Former President Jimmy Carter said Sunday during a church service in Plains, Georgia, that he “was absolutely and completely at ease with death” after doctors informed him in 2015 that his cancer had spread to his brain.
“I assumed, naturally, that I was going to die very quickly,” the 39th president said while delivering a church sermon. “I obviously prayed about it. I didn’t ask God to let me live, but I asked God to give me a proper attitude toward death. And I found that I was absolutely and completely at ease with death.”
“It didn’t really matter to me whether I died or lived,” Carter added. “Except I was going to miss my family, and miss the work at the Carter Center and miss teaching your Sunday school service sometimes and so forth. All those delightful things.”
Last month, Carter experienced a fall in his Georgia home and was hospitalized. Carter, who is the oldest living former president in U.S. history, fractured his pelvis but was treated and released by the hospital shortly after.
In September, Carter strongly criticized President Donald Trump, saying it would be a “disaster” if he were to get reelected in 2020.
“It would be a disaster to have four more years of Trump,” Carter said at the time. “I voted for Bernie the last time. But one of the major factors I have in my mind is who can beat Trump.”
Carter’s wife, Rosalynn, also shared her thoughts on President Trump at that time and said, “I think we need a new president.”

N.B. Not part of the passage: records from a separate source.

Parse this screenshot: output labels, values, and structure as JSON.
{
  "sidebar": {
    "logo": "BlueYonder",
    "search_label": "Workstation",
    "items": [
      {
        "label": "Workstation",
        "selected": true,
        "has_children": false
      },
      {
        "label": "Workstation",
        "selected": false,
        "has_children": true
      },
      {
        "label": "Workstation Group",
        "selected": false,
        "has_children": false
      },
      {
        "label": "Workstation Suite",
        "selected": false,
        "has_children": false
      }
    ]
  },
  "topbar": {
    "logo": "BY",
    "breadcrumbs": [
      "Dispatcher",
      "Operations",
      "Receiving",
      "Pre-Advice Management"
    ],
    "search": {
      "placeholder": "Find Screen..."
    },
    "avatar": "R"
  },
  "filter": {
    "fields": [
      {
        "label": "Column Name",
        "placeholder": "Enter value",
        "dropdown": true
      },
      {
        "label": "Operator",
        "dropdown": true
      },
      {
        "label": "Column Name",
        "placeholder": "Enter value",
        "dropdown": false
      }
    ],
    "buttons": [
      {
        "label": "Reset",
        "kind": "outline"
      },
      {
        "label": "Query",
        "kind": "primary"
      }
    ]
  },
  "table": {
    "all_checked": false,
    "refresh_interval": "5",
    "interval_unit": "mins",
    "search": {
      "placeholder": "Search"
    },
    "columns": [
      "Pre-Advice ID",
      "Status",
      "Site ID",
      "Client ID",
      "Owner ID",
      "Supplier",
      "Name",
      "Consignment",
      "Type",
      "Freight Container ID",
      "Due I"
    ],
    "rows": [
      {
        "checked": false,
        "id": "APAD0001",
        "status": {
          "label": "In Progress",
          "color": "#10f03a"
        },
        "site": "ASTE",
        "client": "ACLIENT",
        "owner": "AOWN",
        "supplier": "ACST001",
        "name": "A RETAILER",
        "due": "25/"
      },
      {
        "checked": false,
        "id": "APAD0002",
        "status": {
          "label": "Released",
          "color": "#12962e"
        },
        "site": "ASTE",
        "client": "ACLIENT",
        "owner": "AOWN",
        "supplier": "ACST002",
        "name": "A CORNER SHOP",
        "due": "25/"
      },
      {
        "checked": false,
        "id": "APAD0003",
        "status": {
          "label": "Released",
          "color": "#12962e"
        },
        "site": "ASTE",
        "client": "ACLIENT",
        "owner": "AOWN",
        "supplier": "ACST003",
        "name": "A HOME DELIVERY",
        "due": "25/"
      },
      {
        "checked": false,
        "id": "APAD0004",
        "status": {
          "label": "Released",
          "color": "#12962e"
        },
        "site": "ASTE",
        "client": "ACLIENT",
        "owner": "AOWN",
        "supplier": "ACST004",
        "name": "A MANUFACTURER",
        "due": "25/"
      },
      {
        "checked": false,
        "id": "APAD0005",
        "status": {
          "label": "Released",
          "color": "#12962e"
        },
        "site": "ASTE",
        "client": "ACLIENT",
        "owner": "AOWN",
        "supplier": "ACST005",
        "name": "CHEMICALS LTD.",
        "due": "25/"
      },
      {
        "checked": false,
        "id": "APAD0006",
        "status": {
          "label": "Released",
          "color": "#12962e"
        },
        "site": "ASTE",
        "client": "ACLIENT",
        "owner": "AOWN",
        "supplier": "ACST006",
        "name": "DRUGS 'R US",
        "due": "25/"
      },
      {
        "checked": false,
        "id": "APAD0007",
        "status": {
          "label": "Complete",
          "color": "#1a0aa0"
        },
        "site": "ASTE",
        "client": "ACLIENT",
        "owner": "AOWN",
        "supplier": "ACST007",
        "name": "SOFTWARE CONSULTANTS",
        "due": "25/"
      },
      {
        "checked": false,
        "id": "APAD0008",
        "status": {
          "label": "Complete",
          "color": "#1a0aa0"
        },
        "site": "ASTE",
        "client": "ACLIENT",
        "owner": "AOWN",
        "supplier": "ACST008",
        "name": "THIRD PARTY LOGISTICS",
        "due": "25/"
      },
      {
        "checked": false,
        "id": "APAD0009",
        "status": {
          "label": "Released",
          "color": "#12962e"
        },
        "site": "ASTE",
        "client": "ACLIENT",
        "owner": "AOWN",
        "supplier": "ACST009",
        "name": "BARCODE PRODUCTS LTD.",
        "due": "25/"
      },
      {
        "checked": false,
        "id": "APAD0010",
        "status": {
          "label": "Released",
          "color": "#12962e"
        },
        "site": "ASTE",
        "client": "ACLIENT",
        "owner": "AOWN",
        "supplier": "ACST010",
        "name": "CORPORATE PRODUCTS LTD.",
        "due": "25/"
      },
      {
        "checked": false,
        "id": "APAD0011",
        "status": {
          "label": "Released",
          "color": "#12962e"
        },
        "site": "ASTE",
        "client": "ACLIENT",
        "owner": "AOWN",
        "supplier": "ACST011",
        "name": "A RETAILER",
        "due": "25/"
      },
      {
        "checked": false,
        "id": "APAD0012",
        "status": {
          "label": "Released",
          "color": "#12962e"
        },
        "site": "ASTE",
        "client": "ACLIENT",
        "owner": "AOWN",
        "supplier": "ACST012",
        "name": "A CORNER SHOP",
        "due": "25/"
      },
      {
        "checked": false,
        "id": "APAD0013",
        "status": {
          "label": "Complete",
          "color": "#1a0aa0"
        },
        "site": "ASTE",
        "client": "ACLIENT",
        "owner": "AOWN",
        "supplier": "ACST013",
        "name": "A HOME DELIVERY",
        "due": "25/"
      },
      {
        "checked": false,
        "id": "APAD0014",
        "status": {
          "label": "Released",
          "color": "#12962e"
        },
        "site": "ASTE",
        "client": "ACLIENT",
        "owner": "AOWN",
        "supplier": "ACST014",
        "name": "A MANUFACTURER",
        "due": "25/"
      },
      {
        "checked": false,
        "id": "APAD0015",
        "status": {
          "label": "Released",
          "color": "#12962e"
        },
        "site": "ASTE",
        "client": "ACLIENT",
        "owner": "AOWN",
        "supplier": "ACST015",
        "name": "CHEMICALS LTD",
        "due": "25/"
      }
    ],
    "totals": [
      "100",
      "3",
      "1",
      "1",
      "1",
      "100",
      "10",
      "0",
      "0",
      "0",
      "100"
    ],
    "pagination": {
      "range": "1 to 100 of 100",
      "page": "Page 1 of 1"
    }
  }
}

“I am so disturbed about white power. He says he is not a racist and maybe he is not,” she added of Trump. “But some of the things he says encourages racism.”